I’m very pleased to have been invited to give a presentation at the 2011 Conference of the Folklore Society, which is taking place at the University of Worcester on 15-17 April. The Folklore Society is the country’s oldest academic body dedicated to studying all aspects of folklore, folk belief, customs, legend, urban myths and superstition, both historical and contemporary. The theme of this year’s conference is “Childlore, and the Folklore of Childhood”.
I’m appearing on Saturday 16th, bookended by Dr Laimute Anglickiene talking about Lithuanian Children’s Horror Stories and Dr Jurgita Macijauskaité-Bonda discussing Children’s Encounters with the Souls of the Dead in Lithuanian Folklore, both of which I suspect will be amazing. And if that wasn’t enough, my friend (and one of the UK’s foremost folklorists) Jeremy Harte will be waxing entertainingly on Murder in Fairyland: A Social History of Changelings, while there are further talks on witchcraft, the Evil Eye, and the vampire series True Blood. In terms of my sense of anticipation I am, it is fair to say, feeling pretty psyched, as the young people say.
My own contribution is a talk entitled “A Cannibal Child – Just Like Her Dear Old Dad”. Here’s the abstract:
In the fifteenth century a family of cannibals was executed at Dundee. The only member spared the flames was a one-year-old girl. She was fostered by a Dundee family, but as she grew older her inheritance came through, and she started biting her fellow children and licking their blood, eventually progressing onto actual eating morsels she had torn off with her teeth. So when she had reached the age of twelve, she too was executed. She turned to her prosecutors and said, “Why chide ye me as if I had committed a crime. Give me credit, if ye had the experience of eating human flesh you would think it so delicious that you would never forbear it again.”
The paper explores the possible reality (or not) of the tale, examining dubious historical sources, spurious placename evidence, early Christian descriptions of Caledonian cannibalism, anti-Scottish propaganda, Scottish patriotism, and type relationships with two other Scots cannibals, Christie Cleek and Sawney Bean. The tentative conclusion is that the well-known legend of Sawney Bean and his anthropophagic family may have been derived from the Dundee cannibals, who, given the nature of one of the sources, may have actually existed.
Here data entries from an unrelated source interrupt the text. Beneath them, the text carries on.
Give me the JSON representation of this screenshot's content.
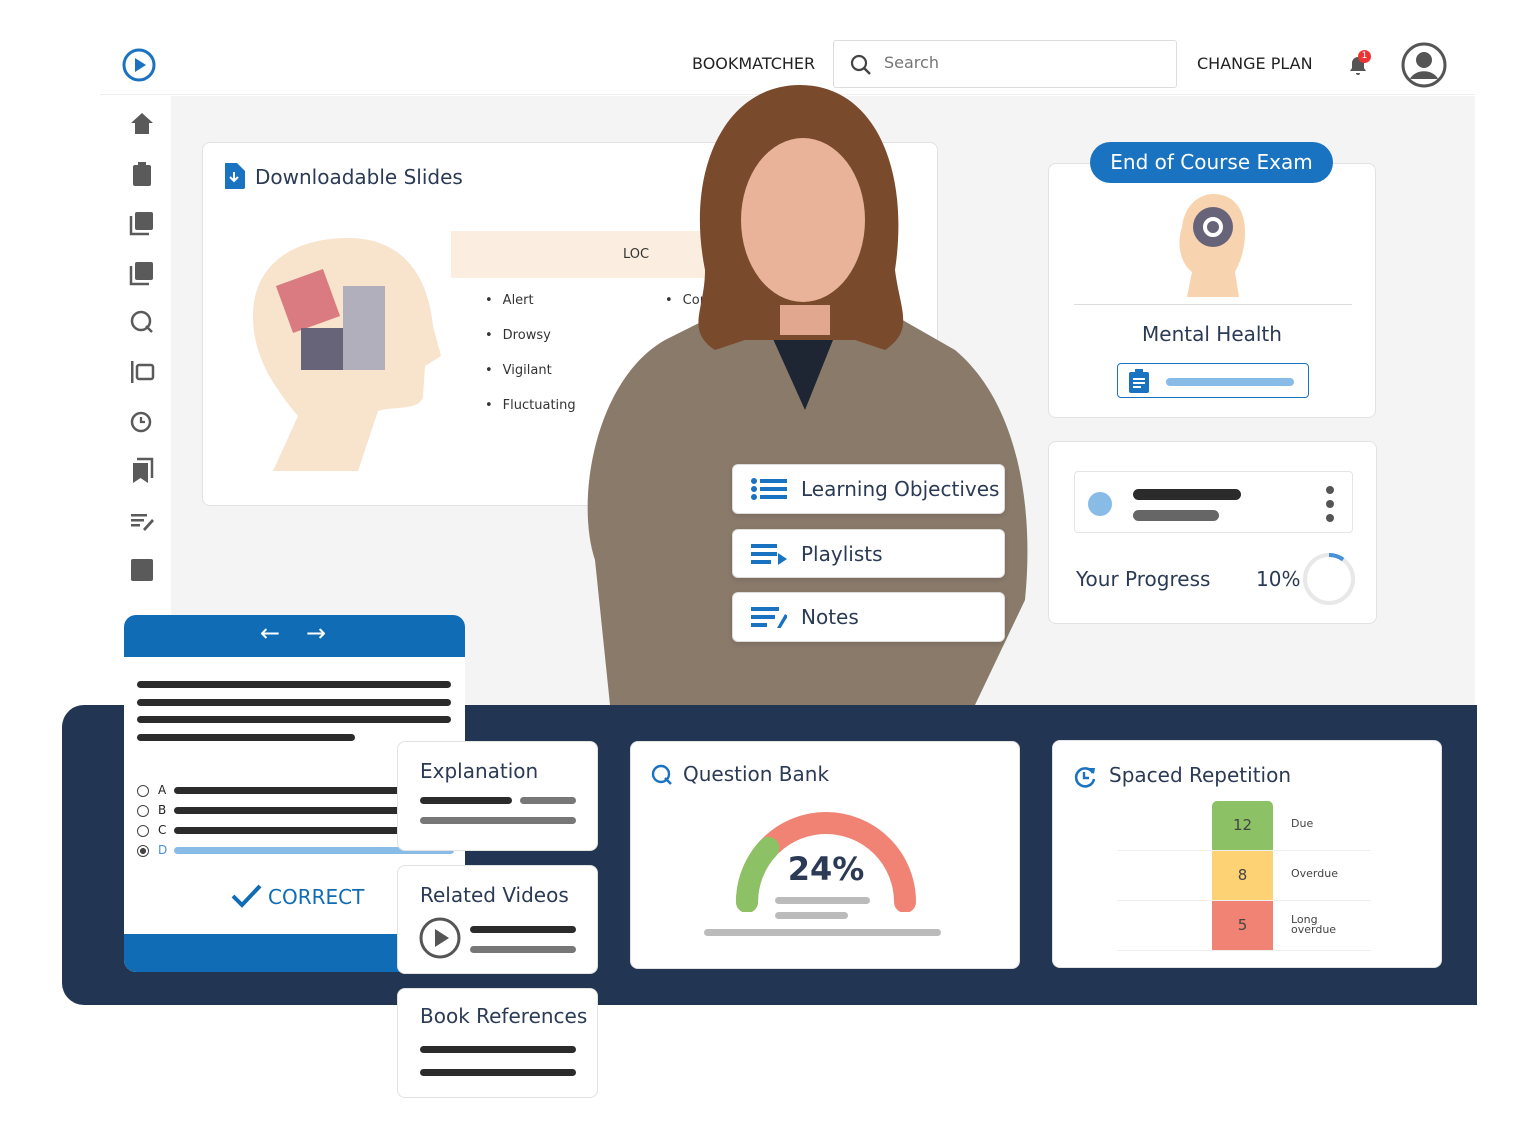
{
  "header": {
    "bookmatcher": "BOOKMATCHER",
    "search_placeholder": "Search",
    "change_plan": "CHANGE PLAN",
    "notification_count": "1"
  },
  "sidebar": [
    "home-icon",
    "clipboard-icon",
    "video-library-icon",
    "library-icon",
    "question-icon",
    "list-icon",
    "repeat-clock-icon",
    "bookmarks-icon",
    "notes-icon",
    "chart-icon"
  ],
  "slides": {
    "title": "Downloadable Slides",
    "table_header": "LOC",
    "items": [
      "Alert",
      "Drowsy",
      "Vigilant",
      "Fluctuating"
    ],
    "col2_partial": "Con"
  },
  "menu": {
    "learning_objectives": "Learning Objectives",
    "playlists": "Playlists",
    "notes": "Notes"
  },
  "exam": {
    "badge": "End of Course Exam",
    "topic": "Mental Health"
  },
  "progress": {
    "label": "Your Progress",
    "value_text": "10%",
    "value": 10
  },
  "quiz": {
    "options": [
      "A",
      "B",
      "C",
      "D"
    ],
    "selected": "D",
    "result": "CORRECT"
  },
  "explanation": {
    "title": "Explanation"
  },
  "related_videos": {
    "title": "Related Videos"
  },
  "book_references": {
    "title": "Book References"
  },
  "question_bank": {
    "title": "Question Bank",
    "value_text": "24%",
    "value": 24
  },
  "spaced_repetition": {
    "title": "Spaced Repetition",
    "rows": [
      {
        "count": "12",
        "label": "Due",
        "color": "#8cc265"
      },
      {
        "count": "8",
        "label": "Overdue",
        "color": "#fdd274"
      },
      {
        "count": "5",
        "label": "Long overdue",
        "color": "#f08373"
      }
    ]
  },
  "colors": {
    "primary": "#1a73c0",
    "dark_band": "#223553"
  }
}
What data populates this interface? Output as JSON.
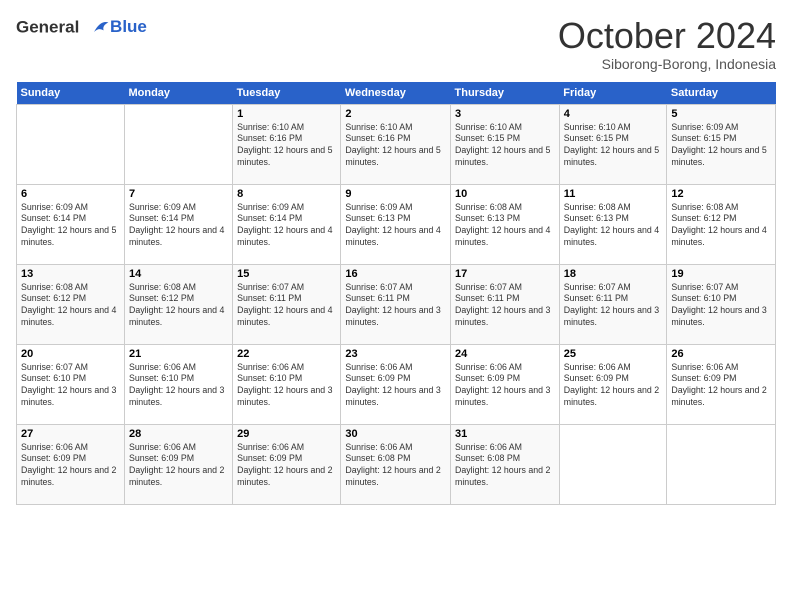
{
  "logo": {
    "line1": "General",
    "line2": "Blue"
  },
  "title": "October 2024",
  "location": "Siborong-Borong, Indonesia",
  "days_header": [
    "Sunday",
    "Monday",
    "Tuesday",
    "Wednesday",
    "Thursday",
    "Friday",
    "Saturday"
  ],
  "weeks": [
    [
      {
        "day": "",
        "info": ""
      },
      {
        "day": "",
        "info": ""
      },
      {
        "day": "1",
        "info": "Sunrise: 6:10 AM\nSunset: 6:16 PM\nDaylight: 12 hours and 5 minutes."
      },
      {
        "day": "2",
        "info": "Sunrise: 6:10 AM\nSunset: 6:16 PM\nDaylight: 12 hours and 5 minutes."
      },
      {
        "day": "3",
        "info": "Sunrise: 6:10 AM\nSunset: 6:15 PM\nDaylight: 12 hours and 5 minutes."
      },
      {
        "day": "4",
        "info": "Sunrise: 6:10 AM\nSunset: 6:15 PM\nDaylight: 12 hours and 5 minutes."
      },
      {
        "day": "5",
        "info": "Sunrise: 6:09 AM\nSunset: 6:15 PM\nDaylight: 12 hours and 5 minutes."
      }
    ],
    [
      {
        "day": "6",
        "info": "Sunrise: 6:09 AM\nSunset: 6:14 PM\nDaylight: 12 hours and 5 minutes."
      },
      {
        "day": "7",
        "info": "Sunrise: 6:09 AM\nSunset: 6:14 PM\nDaylight: 12 hours and 4 minutes."
      },
      {
        "day": "8",
        "info": "Sunrise: 6:09 AM\nSunset: 6:14 PM\nDaylight: 12 hours and 4 minutes."
      },
      {
        "day": "9",
        "info": "Sunrise: 6:09 AM\nSunset: 6:13 PM\nDaylight: 12 hours and 4 minutes."
      },
      {
        "day": "10",
        "info": "Sunrise: 6:08 AM\nSunset: 6:13 PM\nDaylight: 12 hours and 4 minutes."
      },
      {
        "day": "11",
        "info": "Sunrise: 6:08 AM\nSunset: 6:13 PM\nDaylight: 12 hours and 4 minutes."
      },
      {
        "day": "12",
        "info": "Sunrise: 6:08 AM\nSunset: 6:12 PM\nDaylight: 12 hours and 4 minutes."
      }
    ],
    [
      {
        "day": "13",
        "info": "Sunrise: 6:08 AM\nSunset: 6:12 PM\nDaylight: 12 hours and 4 minutes."
      },
      {
        "day": "14",
        "info": "Sunrise: 6:08 AM\nSunset: 6:12 PM\nDaylight: 12 hours and 4 minutes."
      },
      {
        "day": "15",
        "info": "Sunrise: 6:07 AM\nSunset: 6:11 PM\nDaylight: 12 hours and 4 minutes."
      },
      {
        "day": "16",
        "info": "Sunrise: 6:07 AM\nSunset: 6:11 PM\nDaylight: 12 hours and 3 minutes."
      },
      {
        "day": "17",
        "info": "Sunrise: 6:07 AM\nSunset: 6:11 PM\nDaylight: 12 hours and 3 minutes."
      },
      {
        "day": "18",
        "info": "Sunrise: 6:07 AM\nSunset: 6:11 PM\nDaylight: 12 hours and 3 minutes."
      },
      {
        "day": "19",
        "info": "Sunrise: 6:07 AM\nSunset: 6:10 PM\nDaylight: 12 hours and 3 minutes."
      }
    ],
    [
      {
        "day": "20",
        "info": "Sunrise: 6:07 AM\nSunset: 6:10 PM\nDaylight: 12 hours and 3 minutes."
      },
      {
        "day": "21",
        "info": "Sunrise: 6:06 AM\nSunset: 6:10 PM\nDaylight: 12 hours and 3 minutes."
      },
      {
        "day": "22",
        "info": "Sunrise: 6:06 AM\nSunset: 6:10 PM\nDaylight: 12 hours and 3 minutes."
      },
      {
        "day": "23",
        "info": "Sunrise: 6:06 AM\nSunset: 6:09 PM\nDaylight: 12 hours and 3 minutes."
      },
      {
        "day": "24",
        "info": "Sunrise: 6:06 AM\nSunset: 6:09 PM\nDaylight: 12 hours and 3 minutes."
      },
      {
        "day": "25",
        "info": "Sunrise: 6:06 AM\nSunset: 6:09 PM\nDaylight: 12 hours and 2 minutes."
      },
      {
        "day": "26",
        "info": "Sunrise: 6:06 AM\nSunset: 6:09 PM\nDaylight: 12 hours and 2 minutes."
      }
    ],
    [
      {
        "day": "27",
        "info": "Sunrise: 6:06 AM\nSunset: 6:09 PM\nDaylight: 12 hours and 2 minutes."
      },
      {
        "day": "28",
        "info": "Sunrise: 6:06 AM\nSunset: 6:09 PM\nDaylight: 12 hours and 2 minutes."
      },
      {
        "day": "29",
        "info": "Sunrise: 6:06 AM\nSunset: 6:09 PM\nDaylight: 12 hours and 2 minutes."
      },
      {
        "day": "30",
        "info": "Sunrise: 6:06 AM\nSunset: 6:08 PM\nDaylight: 12 hours and 2 minutes."
      },
      {
        "day": "31",
        "info": "Sunrise: 6:06 AM\nSunset: 6:08 PM\nDaylight: 12 hours and 2 minutes."
      },
      {
        "day": "",
        "info": ""
      },
      {
        "day": "",
        "info": ""
      }
    ]
  ]
}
But did the infant girl really grow up to be a cannibal just like her dear old dad? This seems more like an agent of storytelling, imported into the tale because that’s the way the story should end. But we’ll never really know.